As late season waterfowl is upon us we are noticing the birds becoming shy to decoys and calls. You may ask the question how do I get around this and have late season hunts that are successful? Here are a few keys that may help you in the late season with geese and duck, I will break them out for you.
1. Make sure you don't over call, tend to call toward wing tips and tail feathers. By this I mean call if the birds are going away from you or are banking outside of your spread. It is ok to cluck and moan if the birds are committed to your spread just be cautious about over doing it.
2. Mix up your spread and don't be scared to try some different things. For instance add in some snow goose or Speck decoys. This time of year you tend to see the birds be much less oriented by species. This can go with mixing in lesser decoys or Cackler decoys into your spread, size is easily identified from above and makes things more realistic.
3. Flagging- movement is key all season in your spread, but in the late season I tend to rely more on flagging the birds in then I do calling at them.
4. Decoy set up- I tend to set up a black hole or dense decoy spread later in the year. As you watch birds feeding in the field you notice them competing over feed and they are typically consolidated to areas of the field where feed is readily available. Try to mimic this with your spread.
1. Bigger is always better with ducks later in the year when talking about decoy spreads in the field or on the water. When setting up in field use what you have, set out your floaters and full body decoys.

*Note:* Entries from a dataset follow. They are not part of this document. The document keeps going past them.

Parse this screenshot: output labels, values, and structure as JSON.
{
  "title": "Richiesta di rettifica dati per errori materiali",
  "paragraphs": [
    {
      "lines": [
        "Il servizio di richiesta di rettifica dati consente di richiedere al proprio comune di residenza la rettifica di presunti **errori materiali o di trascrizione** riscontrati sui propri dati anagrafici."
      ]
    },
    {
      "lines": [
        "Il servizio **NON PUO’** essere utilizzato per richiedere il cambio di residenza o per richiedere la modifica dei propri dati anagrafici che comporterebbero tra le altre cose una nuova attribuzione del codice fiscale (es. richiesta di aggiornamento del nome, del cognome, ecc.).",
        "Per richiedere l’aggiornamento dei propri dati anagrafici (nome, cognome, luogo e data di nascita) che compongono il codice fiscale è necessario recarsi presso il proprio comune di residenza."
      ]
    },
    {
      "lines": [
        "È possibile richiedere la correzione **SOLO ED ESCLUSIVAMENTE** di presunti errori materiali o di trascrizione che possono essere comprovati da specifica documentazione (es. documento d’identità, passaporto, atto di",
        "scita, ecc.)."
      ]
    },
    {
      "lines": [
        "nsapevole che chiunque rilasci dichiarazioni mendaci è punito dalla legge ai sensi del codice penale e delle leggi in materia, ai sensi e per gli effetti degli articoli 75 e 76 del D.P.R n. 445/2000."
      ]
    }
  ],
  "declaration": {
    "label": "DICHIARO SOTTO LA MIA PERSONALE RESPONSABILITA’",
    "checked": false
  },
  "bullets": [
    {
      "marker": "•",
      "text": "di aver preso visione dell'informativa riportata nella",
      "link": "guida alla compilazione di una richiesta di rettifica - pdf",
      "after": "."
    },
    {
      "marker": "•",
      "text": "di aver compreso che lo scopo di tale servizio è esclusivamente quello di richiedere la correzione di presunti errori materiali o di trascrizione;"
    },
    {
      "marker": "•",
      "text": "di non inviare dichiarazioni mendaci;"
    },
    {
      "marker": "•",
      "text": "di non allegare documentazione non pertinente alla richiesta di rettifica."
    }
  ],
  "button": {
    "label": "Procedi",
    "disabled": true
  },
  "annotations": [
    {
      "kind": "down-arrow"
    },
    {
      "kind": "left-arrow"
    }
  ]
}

2. Motion is one of the biggest factors in a successful hunt, birds are more likely to commit to a spread with motion and looks realistic like birds feeding in a field. This can be with Robo ducks or The real Motion stake system that GHG has. When using Robo ducks set them up at varying heights, if you are able build a few of your own poles for these, don't be scared to go high, I have one that is 12 feet and it does the trick.
3. Blinds- this goes for ducks and geese. No mater what time of the season make sure you have your blind ( brushed) to the vegetation that you are laying in. If you are hunting a dirt field, see if the farmer will let you dig your blinds in the ground a few inches and mud your blinds up as much as possible.
I will go out on the biggest tip of all, don't get greedy! I am always guilty of this, always thinking they will give us one more pass. Usually this is not the case and I miss shot opportunities, take into consideration that these birds have been shot at since September and they are smarter than what we give them credit for. Make the most of each flock and don't be scared to "cut em" !